• SUPPLIED DATA

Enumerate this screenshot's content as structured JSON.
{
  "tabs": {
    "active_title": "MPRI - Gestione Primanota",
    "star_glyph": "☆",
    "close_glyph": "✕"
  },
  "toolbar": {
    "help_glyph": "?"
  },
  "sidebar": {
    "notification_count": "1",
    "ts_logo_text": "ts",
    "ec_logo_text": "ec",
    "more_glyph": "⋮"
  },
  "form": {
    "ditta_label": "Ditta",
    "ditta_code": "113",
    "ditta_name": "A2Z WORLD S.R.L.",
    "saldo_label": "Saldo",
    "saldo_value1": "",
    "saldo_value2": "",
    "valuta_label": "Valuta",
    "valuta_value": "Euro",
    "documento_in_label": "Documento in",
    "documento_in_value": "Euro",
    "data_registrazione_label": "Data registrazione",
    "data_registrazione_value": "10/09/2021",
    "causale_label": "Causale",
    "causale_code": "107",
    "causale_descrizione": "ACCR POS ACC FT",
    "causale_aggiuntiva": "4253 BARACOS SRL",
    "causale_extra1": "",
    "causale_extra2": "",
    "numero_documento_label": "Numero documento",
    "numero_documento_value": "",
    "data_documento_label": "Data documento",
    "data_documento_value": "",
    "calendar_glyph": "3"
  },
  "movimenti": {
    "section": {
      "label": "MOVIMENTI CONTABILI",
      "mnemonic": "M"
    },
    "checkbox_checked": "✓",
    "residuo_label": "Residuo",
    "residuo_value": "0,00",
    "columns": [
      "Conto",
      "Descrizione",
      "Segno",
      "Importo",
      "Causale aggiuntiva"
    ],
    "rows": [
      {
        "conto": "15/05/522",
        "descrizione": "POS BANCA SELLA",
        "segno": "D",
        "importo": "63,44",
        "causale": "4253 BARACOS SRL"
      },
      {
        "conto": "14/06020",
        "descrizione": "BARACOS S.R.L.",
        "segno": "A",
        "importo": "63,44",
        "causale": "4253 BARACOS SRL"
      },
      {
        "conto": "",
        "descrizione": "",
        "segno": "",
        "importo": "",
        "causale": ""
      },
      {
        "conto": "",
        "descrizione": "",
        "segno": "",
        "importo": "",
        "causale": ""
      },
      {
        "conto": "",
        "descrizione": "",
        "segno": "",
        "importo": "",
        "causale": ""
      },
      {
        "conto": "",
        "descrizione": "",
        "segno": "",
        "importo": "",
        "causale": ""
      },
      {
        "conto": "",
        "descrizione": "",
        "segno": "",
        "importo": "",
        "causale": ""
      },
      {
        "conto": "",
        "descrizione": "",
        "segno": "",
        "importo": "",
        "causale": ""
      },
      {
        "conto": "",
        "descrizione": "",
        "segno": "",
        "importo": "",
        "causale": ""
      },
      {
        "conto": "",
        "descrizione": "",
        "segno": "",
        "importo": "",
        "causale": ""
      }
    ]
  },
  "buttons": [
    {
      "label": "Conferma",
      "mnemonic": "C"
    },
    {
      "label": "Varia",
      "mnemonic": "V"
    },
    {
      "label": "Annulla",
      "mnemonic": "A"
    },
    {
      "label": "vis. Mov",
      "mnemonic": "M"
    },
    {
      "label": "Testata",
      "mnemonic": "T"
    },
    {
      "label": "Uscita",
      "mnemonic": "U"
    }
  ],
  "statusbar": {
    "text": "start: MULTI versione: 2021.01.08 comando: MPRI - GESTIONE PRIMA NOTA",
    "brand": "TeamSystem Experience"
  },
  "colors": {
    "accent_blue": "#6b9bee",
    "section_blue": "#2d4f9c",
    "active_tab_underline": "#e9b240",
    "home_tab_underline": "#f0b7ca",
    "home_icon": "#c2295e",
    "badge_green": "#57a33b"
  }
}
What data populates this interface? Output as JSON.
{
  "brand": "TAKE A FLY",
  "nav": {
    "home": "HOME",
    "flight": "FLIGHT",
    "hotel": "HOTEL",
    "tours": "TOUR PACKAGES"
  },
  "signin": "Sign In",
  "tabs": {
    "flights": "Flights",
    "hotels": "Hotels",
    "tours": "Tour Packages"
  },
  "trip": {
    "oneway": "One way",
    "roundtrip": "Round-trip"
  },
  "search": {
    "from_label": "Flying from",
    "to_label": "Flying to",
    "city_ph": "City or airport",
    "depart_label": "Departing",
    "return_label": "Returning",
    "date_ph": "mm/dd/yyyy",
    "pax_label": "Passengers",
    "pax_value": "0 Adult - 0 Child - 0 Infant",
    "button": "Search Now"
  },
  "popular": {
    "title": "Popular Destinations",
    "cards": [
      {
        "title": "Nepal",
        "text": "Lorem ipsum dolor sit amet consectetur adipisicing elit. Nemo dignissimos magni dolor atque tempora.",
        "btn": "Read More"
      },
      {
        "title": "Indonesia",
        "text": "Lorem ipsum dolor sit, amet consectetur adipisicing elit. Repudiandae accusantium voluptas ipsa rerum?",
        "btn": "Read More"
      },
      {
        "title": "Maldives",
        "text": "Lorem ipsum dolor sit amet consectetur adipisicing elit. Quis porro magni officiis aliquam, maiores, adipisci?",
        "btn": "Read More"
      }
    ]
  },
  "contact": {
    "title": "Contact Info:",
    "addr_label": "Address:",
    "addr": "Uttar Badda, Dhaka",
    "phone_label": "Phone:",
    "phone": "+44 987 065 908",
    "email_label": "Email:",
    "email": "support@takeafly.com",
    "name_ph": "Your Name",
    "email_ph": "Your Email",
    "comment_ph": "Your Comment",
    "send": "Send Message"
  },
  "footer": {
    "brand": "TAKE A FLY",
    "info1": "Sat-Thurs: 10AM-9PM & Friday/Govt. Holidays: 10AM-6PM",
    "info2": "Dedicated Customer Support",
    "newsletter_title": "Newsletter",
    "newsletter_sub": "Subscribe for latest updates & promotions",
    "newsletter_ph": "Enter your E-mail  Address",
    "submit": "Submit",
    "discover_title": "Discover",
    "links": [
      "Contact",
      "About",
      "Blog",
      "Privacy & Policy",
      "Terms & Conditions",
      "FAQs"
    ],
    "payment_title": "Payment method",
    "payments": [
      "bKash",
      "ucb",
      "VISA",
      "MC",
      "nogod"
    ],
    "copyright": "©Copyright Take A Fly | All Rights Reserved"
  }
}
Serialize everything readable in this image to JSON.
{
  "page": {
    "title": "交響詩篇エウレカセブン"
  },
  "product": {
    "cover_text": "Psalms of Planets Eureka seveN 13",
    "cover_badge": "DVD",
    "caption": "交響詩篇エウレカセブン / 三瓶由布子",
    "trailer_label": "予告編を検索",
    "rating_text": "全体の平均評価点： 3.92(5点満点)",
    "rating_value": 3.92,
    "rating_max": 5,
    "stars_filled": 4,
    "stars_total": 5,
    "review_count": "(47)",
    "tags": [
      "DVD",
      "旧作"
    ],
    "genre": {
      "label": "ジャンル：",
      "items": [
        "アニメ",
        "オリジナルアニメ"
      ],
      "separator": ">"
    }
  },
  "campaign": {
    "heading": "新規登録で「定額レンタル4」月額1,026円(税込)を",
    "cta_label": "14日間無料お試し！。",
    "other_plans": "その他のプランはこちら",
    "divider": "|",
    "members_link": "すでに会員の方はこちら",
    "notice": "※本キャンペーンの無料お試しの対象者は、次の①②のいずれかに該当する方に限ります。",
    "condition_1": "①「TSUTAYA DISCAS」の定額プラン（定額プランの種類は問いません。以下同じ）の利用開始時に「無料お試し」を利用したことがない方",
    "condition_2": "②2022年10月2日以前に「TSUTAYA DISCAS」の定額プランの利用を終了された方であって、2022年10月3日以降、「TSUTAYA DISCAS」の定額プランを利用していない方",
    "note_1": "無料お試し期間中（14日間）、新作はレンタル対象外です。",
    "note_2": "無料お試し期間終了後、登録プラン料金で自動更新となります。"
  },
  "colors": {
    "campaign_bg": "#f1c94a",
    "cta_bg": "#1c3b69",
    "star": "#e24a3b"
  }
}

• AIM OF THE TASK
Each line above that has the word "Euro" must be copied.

• RESPONSE AREA
    "valuta_value": "Euro",
    "documento_in_value": "Euro",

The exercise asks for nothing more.